In an interview to a couple of Indian television channels, Sudhir claims that he narrowly escaped an attack on him by the Bangladeshi cricket fans, who booed and chased him. Sudhir reportedly says that when he got into an auto-rickshaw with mesh cover on both sides, some of them threw stones at him and damaged the mesh.

Sudhir says he had to flee to Chittagong for a day in order to save himself. He, however, reappears at the nets session of the Indian cricket team on the eve of the third and final one-dayer.

The two newsmen, who report the issue, go through some police interrogation before resuming their duty, while Sudhir is provided security cover for the rest of the tour.

24-06-15: During Ramadan, it becomes very difficult to eat anything in public places in the day time. When a majority of the population fasts, then it is a bit insensitive to have food in front of others.

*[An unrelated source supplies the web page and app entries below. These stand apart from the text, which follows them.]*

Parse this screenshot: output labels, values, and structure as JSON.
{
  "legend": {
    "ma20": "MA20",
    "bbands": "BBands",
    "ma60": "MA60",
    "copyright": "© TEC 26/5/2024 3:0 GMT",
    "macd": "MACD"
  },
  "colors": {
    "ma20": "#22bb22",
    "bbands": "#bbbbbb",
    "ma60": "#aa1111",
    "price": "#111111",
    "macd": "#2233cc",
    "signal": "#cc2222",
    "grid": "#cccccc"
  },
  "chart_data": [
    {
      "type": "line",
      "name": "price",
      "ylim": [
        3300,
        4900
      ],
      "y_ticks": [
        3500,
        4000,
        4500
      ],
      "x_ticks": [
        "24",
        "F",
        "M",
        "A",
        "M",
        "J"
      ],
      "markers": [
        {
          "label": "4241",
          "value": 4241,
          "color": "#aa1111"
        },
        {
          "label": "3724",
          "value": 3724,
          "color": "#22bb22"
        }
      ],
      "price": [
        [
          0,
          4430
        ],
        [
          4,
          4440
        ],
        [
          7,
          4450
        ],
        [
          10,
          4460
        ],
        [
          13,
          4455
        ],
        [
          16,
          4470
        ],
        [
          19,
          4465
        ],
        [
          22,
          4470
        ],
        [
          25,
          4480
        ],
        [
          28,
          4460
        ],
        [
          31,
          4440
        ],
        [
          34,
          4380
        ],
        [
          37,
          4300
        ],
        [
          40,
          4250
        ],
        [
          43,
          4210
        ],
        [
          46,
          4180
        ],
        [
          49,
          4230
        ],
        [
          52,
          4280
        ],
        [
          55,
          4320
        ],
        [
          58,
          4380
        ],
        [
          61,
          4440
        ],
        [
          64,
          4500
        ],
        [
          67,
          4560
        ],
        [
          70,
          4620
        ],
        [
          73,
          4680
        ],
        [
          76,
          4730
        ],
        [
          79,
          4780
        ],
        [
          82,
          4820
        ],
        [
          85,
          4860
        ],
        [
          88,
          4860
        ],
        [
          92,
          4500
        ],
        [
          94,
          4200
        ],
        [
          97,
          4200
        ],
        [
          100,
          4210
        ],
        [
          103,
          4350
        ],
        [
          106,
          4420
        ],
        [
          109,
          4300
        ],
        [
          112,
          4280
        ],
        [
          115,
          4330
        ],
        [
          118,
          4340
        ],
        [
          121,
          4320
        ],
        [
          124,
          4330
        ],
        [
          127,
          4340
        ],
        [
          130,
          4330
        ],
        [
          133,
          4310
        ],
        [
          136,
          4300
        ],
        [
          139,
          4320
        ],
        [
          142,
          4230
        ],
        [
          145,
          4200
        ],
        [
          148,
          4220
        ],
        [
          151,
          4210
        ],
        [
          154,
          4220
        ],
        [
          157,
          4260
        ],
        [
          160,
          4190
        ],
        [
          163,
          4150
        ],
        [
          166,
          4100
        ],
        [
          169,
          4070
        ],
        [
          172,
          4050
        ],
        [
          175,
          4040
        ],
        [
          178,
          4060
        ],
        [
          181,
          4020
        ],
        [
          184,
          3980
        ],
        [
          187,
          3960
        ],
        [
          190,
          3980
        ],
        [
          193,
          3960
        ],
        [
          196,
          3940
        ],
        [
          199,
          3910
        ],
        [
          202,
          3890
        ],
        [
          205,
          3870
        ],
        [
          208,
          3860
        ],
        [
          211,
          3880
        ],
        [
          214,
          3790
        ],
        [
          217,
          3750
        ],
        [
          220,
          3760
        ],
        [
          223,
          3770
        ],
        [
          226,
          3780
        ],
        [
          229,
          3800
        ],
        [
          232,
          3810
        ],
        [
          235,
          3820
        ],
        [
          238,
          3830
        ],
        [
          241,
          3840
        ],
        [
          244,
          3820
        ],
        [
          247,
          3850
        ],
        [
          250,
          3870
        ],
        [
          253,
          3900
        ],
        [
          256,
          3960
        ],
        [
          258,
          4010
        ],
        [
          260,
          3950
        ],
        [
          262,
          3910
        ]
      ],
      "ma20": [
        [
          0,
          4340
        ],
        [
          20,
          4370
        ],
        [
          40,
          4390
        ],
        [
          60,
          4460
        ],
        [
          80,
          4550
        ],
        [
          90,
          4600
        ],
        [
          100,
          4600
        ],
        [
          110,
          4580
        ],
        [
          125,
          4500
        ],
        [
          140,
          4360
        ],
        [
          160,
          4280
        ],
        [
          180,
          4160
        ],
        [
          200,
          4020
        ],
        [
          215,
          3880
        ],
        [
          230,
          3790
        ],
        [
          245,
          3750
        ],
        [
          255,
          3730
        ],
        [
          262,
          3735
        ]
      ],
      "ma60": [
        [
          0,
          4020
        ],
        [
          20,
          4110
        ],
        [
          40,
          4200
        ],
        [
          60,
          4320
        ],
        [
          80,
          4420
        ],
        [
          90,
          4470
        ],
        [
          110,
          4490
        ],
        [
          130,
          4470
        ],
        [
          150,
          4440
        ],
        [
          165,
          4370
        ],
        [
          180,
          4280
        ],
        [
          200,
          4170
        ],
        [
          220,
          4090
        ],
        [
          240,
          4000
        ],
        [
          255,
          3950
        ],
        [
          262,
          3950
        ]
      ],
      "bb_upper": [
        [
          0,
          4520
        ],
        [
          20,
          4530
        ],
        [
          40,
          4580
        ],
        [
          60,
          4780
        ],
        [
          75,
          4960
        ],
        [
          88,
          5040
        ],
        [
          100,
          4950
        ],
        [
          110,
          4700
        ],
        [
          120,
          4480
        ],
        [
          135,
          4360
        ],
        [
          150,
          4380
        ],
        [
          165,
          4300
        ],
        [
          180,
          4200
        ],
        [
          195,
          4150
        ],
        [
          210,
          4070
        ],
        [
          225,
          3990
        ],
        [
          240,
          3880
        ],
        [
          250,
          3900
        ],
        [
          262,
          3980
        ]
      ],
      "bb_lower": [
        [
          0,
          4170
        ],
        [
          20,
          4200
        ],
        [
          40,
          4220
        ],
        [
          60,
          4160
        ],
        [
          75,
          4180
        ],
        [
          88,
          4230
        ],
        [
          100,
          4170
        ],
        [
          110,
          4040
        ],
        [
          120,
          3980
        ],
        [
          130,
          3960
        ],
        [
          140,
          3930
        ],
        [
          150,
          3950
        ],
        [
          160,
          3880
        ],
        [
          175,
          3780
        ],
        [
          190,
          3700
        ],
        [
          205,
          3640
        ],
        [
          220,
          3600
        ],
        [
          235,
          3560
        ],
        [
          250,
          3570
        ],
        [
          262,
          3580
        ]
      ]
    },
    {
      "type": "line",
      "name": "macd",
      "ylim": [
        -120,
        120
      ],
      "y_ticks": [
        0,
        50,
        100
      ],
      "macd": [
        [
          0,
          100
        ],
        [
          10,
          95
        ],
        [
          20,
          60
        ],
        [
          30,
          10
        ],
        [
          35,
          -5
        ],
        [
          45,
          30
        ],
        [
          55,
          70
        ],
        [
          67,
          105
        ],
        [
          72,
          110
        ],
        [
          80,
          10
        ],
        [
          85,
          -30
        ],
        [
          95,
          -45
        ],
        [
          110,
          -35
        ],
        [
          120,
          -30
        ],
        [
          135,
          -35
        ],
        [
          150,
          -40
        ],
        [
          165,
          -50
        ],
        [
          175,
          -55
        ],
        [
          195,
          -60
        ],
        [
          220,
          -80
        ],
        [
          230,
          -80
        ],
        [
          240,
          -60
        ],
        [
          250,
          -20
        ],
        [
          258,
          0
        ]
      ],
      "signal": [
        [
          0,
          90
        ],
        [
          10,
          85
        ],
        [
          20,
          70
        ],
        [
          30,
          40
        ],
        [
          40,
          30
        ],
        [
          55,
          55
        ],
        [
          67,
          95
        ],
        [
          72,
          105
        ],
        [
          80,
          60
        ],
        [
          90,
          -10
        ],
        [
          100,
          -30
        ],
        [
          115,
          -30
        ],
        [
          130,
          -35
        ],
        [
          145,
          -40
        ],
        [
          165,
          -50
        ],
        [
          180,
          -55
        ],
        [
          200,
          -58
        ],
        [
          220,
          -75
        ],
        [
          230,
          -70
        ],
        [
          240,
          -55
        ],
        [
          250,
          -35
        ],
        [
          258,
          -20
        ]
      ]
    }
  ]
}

On a match day, it is all the more difficult to have some refreshments in the Press box as most members of the local media do not have anything. On the day of the third one-dayer, I face a situation which is a little embarrassing. Around evening time a handful of volunteers distribute Iftaar packets. Without realising that the packets have been given prior to the scheduled time when people could break their fast, I start eating the stuff served to me. A little later when the others start to have their Iftaar meal, I realise my mistake. But by that time, the damage has been done. I just hope that no one felt bad.

25-06-15: Dhaka is a shoppers’ paradise. Around the city there are a lot of markets buzzing with activity all through the day. I finally get time to buy some local stuff for near and dear ones. Since Bangladesh is known for its fine cotton clothes and designer sarees, there is no confusion as to where I should keep my focus on. Hard-pressed for time, I decide to visit a large store, with a reliable name, dealing with clothes and handicraft items.

Once I enter the store, it is not at all easy for me to take my eyes off any product. If I like one saree, 50 more would beg my attention. If I appreciate a fine kurta, a hundred more are there to be noticed. Whichever section I enter, the confusion is the same — what to pick and what to leave out.

As my dilemma consumes almost two hours, I cannot afford to stay there any more. Finally, I make some hard decisions before I leave the shopping centre with a lot of admiration for Bangladeshi clothes.

26-06-15: It is time to bid good bye to Dhaka. The city and its cordial people have given me some memorable moments to cherish for a lifetime. As I take a taxi early in the morning to catch a 10 a.m. flight, the rain accompanies me to the airport. Friday being a holiday in Bangladesh, there is very less traffic on the road. It is a pleasant rarity in the thickly populated city. The 30-minute drive is smooth and enjoyable as I have a good look at the Dhaka landscape on a rainy day. The airport wakes up lazily on my arrival as the check-in desk of my airlines opens after a wait of about 15 minutes.

When I finally enter the aircraft I am eager to have another look at Dhaka from above. But it is not to be as the clouds have enveloped the whole city.

Nevertheless, I am happy to be on my homeward journey.